From the $404,000 that the city appropriated Tuesday evening for the air stripper, $285,000 will go to Phillip Ross Industries, the engineering firm currently in possession of the air stripper shell, for equipment and installation.

The remaining $119,000 will go to D&B Engineers and Architects, who have been working closely with the city on water related projects for years. This includes $12,000 for preparing the compliance plan submitted to the county, and the remaining $107,000 to develop an installation plan, and to inspect and oversee the installation of the air stripper.

With three of its six wells currently closed, the city would face a shortfall of about 21 percent of the water it has historically needed during peak summer demand, according to data included in the compliance plan submitted to the county.

If the city can successfully install a working temporary air stripper, the re-started Duck Pond well would eliminate the expected shortfall, and create a surplus able to meet a demand almost 5 percent higher than the historical peak.

If the project began immediately, Mike Colangelo, the water department supervisor said at a pre-council meeting on March 20, the engineering and installation of the filter wouldn’t be completed until late June or early July, already well into the summer season.

“[The Nassau County Department of Health] has to approve the plan,” said Mary Ellen Laurain, department spokeswoman. She said that the department received design documents for the temporary air stripper on March 28, and would take about a week to review them before it would issue an approval. Laurain said that the department is expected to officially respond to the plan within the next week.

City spokeswoman Lisa Travatello said that the department had verbally given the plan “positive feedback,” and that in the interest of time, the city had to get the ball rolling in lieu of official approval.

The temporary air stripper is just one piece of the city’s compliance plan. By the end of April, the city expects to complete repairs on the electrical equipment at the Kelly Street well, which has been closed since lightning struck it last summer. Even without the Duck Pond air stripper, that would bring the city up to four of six wells in operation, and would bring the city's water supply within 1 percent of its historical demand.

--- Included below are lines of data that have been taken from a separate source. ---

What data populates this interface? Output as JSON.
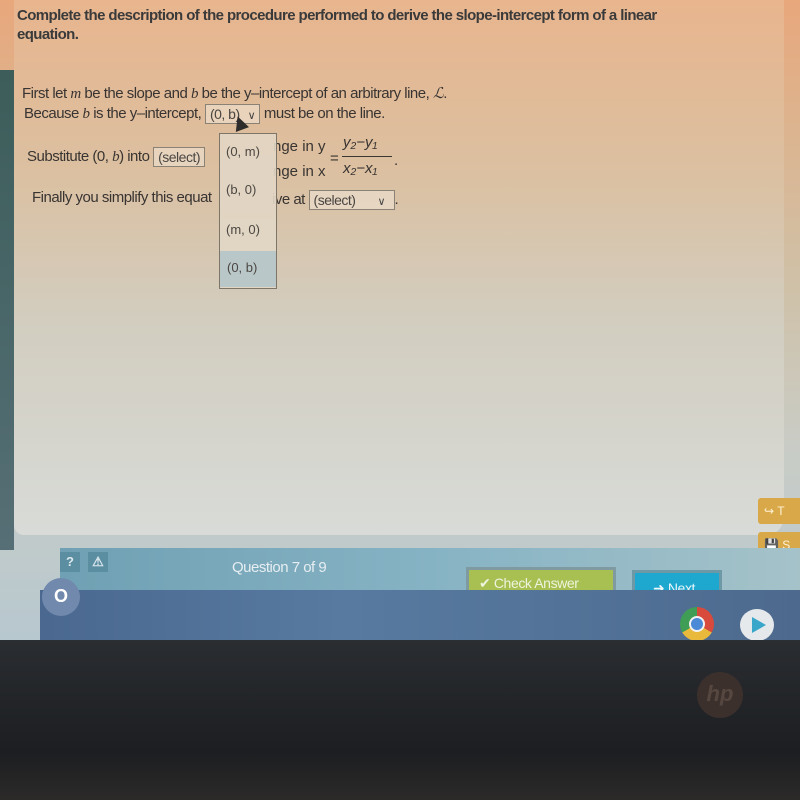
{
  "question": {
    "title": "Complete the description of the procedure performed to derive the slope-intercept form of a linear equation.",
    "line1": {
      "text_a": "First let ",
      "var_m": "m",
      "text_b": " be the slope and ",
      "var_b": "b",
      "text_c": " be the y–intercept of an arbitrary line, ",
      "var_l": "ℒ",
      "text_d": "."
    },
    "line2": {
      "text_a": "Because ",
      "var_b": "b",
      "text_b": " is the y–intercept,",
      "select_value": "(0, b)",
      "text_c": "must be on the line."
    },
    "line3": {
      "text_a": "Substitute (0, ",
      "var_b": "b",
      "text_b": ") into",
      "select_value": "(select)",
      "partial_text_top": "nge in y",
      "partial_text_bottom": "nge in x",
      "equals": "=",
      "numerator": "y₂−y₁",
      "denominator": "x₂−x₁",
      "period": "."
    },
    "line4": {
      "text_a": "Finally you simplify this equat",
      "text_b": "ive at",
      "select_value": "(select)",
      "period": "."
    },
    "dropdown": {
      "options": [
        "(0, m)",
        "(b, 0)",
        "(m, 0)",
        "(0, b)"
      ],
      "highlighted": "(0, b)"
    }
  },
  "footer": {
    "help_icon": "?",
    "warning_icon": "⚠",
    "question_counter": "Question 7 of 9",
    "check_answer_label": "Check Answer",
    "check_icon": "✔",
    "next_label": "Next",
    "next_icon": "➜"
  },
  "side_buttons": [
    {
      "icon": "↪",
      "label": "T"
    },
    {
      "icon": "💾",
      "label": "S"
    }
  ],
  "taskbar": {
    "launcher_icon": "O",
    "apps": [
      "chrome",
      "play-store"
    ]
  },
  "bezel": {
    "logo": "hp"
  },
  "colors": {
    "check_answer": "#a8bf52",
    "next": "#1fa8cf",
    "side_button": "#d9a848",
    "footer_bar": "#86b3c4",
    "taskbar": "#587aa0"
  }
}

If necessary, city could also turn to its neighbors to supplement its water supply. The county had stated in a letter that relying on nearby water district’s instead of the city’s own infrastructure would be unwise but suggested in a January correspondence that officials should “determine the availability of emergency interconnections should the need arise,” and find out how much water could come from the surrounding area.

Given the anticipated re-opening of the Kelley Street and Duck Pond wells, Tenke said, “We should have sufficient water to not have to purchase water from our surrounding communities, but we have to look at all the possibilities.”

The Locust Valley Water District said that they could offer about one million gallons per day, which, along with the other measures would provide the city with a supplemental supply of water. Other nearby water districts said that they could not provide supplemental water to the city.

Once the plan is reviewed by the county, Tenke plans to invite a county expert to discuss the history of the problem, share the city’s plan to prevent a shortage and assuage residents’ concerns about the safety of the city’s water.

According to a water quality report put out by the city last May, “The Glen Cove Water Department conducts over 5,000 water quality tests throughout the year, testing for over 130 different contaminants.”

Laurain said that Freon 22 is “not a regulated contaminant,” and added that there’s no requirement for suppliers to test for it.

Tenke said that the process that led to the recent closure of the two Duck Pond wells was an indication of the “very high standard” the city has for its water quality. He added that if someone buys a bottled water, “they probably cannot tell you when that water was tested for contaminants. I can tell you when our water was tested,” he said. “It’s tested regularly, and I can tell you exactly what’s in it.”